MUNIR: Let’s see, I have loved the sound of vinyl records for a long time, because my uncle always gave me records from his work as a sailor back in the 70s/80s. Because of this, I made it a goal to make records through Midnight Runners, and since then, I have accomplished that. Today, I try to evolve by using sustainability with music edits, which means I like the music but don’t like specific parts of it, so I edit and splice the songs and Djs get to play a new version of the original track.
3) Being from Bandung, does the city have a strong music culture, especially with the sounds you specialize in?

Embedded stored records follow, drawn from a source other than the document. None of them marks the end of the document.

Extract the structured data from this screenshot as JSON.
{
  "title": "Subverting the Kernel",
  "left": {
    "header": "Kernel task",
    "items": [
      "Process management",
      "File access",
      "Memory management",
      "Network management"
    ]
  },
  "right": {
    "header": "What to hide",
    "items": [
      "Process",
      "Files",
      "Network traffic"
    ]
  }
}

MUNIR: Yes, actually the creative industry in Bandung has been strong since 1997, after the Asian Financial Crisis. Bandung is one of the creative pioneers of the area, with many streetwear brands coming here and starting a creative boom. Many Art colleges are here too, helping the culture. Bandung is surrounded by mountains and hills, which makes perfect weather to chill and make music; it’s influenced me to produce original music, making it more weird and dreamy. Living here also cheap, like Bali but with less tourism.
4) Throughout your releases, you use the term “Nusantara Disco” pretty frequently. What exactly is Nusantara disco?
MUNIR: “Nusantara” is another word for the South East Asia region that was used a long time ago. The old name fits the feel for my disco edits, because the groove came from Nusantara/Southeast Asian countries and its people.
5) How does Nusantara Disco differentiate from the mainstream perception of disco music?
MUNIR: In 1970s Indonesia, there were many disco parties at people’s houses or warehouses, using a live disco band (rarely with DJs). DJ parties came around in the early 80s.
MUNIR: A lot Indonesian disco songs are actually Indonesian covers of disco songs (originally in English). For example, with Wild Cherry “Play That Funky Music” and Marini Dan and the Steps “Mainkan Musikmu”. In my release “Nusantara Disco Vol.1” there are also many Indonesian disco covers.
6) What initially gave you the inspiration to re-release Asian and African disco/dance beats?
MUNIR: The idea came from the trends on sustainability life, recycle, and green culture. I thought to myself, why not do this with music also? I know it maybe is a stupid idea but there you go. I also took inspiration for the title of my “Asia/Africa Edits” from the 1955 Asia Africa Conference here in Bandung.
7) How do you choose which songs to release on specific compilations?
MUNIR: I chose to put specific songs on my releases where the original artists already passed away, people or djs are not aware of the artist, or simply if it is the same as my taste. I hope I can pay the original artists for the music I make for edits but it’s difficult to deal with and find the right person.
8) Where do you find most of your music?
MUNIR: I find the music on Discogs and share or exchange files with friends overseas. But I’m surprised that I could find African records here in Indonesia, though not many. Apparently, Indonesia received lots of its music from Singapore, Australia, and Malaysia back in 80s.
9) What is your favorite Midnight Runners release, and why?
MUNIR: “Asia Africa Vol. 5″, “Mandarin Energy”, and “Rave Fantasia”. The songs for both releases are rare to find. For Mandarin Energy, I love the idea of this “energy music” in Hong Kong or Taiwan back in the 80s used in Kungfu action movies. Rave Fantasia because those songs are from 90s rave parties in Indonesia with high tempos, and I manage to edit it into properly-mastered tracks.
10) You’ve toured throughout Indonesia, and recently Japan! How was your tour experience in Japan, and are there any other countries you hope to tour soon?
MUNIR: Yes, It was great. I went to Osaka, Kyoto, Kobe, Asahikawa and Sapporo which are great. Still want to go to Tokyo though, but I hope to this year. Maybe next year I’ll go to the US and European Union.
11) Do you have any final thoughts you would like to tell our KXLU listeners/supporters regarding Midnight Runners?
MUNIR: Thank you for all support buying digital releases and records. Also, good taste is always a great asset. 🙂
Interview conducted and edited by: Alexa Terry
Photos courtesy of Munir Harry Septiandry